**Aim of the task**
From the entries that follow, gather each line holding the word "JSON".

##### Supplied data

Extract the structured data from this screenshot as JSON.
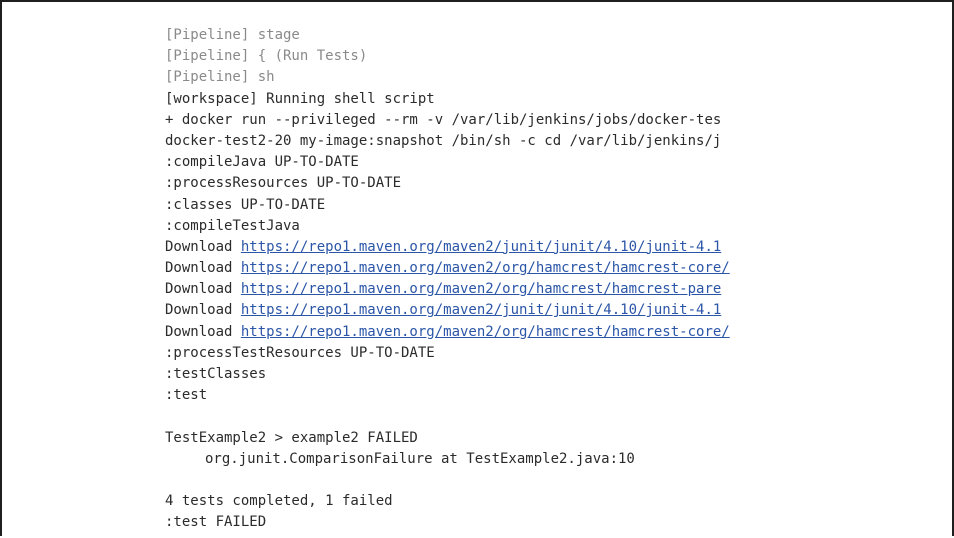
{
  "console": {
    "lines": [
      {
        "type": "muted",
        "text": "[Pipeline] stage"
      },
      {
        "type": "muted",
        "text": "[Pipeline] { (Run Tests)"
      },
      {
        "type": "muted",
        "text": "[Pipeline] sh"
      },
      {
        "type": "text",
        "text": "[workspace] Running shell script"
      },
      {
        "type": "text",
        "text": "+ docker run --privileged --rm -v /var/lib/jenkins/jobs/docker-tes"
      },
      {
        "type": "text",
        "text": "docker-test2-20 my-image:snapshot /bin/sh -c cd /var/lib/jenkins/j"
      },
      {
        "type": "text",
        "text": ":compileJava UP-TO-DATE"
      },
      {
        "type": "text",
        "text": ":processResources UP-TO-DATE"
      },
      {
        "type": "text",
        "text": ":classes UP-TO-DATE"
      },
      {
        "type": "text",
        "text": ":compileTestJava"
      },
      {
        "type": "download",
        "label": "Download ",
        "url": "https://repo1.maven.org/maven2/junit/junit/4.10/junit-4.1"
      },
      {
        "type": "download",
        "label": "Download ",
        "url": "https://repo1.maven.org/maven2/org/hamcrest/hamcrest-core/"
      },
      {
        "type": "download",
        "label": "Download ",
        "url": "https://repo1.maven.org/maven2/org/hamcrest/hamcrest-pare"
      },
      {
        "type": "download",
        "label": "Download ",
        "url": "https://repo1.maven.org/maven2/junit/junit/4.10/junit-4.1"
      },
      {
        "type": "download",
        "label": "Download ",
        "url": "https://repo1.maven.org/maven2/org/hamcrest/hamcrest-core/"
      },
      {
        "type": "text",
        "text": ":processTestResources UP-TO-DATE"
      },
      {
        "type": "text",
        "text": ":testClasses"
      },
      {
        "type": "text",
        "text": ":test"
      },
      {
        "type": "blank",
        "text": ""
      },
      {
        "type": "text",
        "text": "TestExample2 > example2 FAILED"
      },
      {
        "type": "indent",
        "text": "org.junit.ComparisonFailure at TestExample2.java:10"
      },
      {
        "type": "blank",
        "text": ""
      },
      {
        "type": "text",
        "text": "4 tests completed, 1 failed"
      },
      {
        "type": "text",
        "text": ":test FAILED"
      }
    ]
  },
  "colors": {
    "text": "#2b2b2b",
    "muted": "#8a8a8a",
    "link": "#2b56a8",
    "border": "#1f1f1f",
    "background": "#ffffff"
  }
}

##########
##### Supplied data

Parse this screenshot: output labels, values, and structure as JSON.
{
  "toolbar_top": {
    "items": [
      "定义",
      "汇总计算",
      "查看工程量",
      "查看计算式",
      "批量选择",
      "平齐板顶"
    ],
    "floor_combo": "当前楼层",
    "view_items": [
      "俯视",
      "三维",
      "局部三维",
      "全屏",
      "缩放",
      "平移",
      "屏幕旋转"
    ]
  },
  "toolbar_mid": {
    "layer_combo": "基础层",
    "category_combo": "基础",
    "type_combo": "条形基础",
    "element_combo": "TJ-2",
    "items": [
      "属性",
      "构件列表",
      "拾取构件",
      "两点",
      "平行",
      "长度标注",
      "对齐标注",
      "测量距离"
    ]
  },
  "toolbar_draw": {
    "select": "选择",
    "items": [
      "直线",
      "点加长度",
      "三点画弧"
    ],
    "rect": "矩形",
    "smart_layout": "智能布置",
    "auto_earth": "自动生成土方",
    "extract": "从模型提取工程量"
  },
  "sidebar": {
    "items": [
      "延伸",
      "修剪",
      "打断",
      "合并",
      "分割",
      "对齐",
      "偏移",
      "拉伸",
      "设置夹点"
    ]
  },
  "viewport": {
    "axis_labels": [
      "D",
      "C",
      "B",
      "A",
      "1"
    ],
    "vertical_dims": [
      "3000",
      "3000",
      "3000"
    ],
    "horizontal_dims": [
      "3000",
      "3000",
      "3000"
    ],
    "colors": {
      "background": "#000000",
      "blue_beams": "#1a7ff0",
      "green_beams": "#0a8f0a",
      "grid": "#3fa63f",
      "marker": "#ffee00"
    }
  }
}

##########

**Task result**
Extract the structured data from this screenshot as JSON.
Parse this screenshot: output labels, values, and structure as JSON.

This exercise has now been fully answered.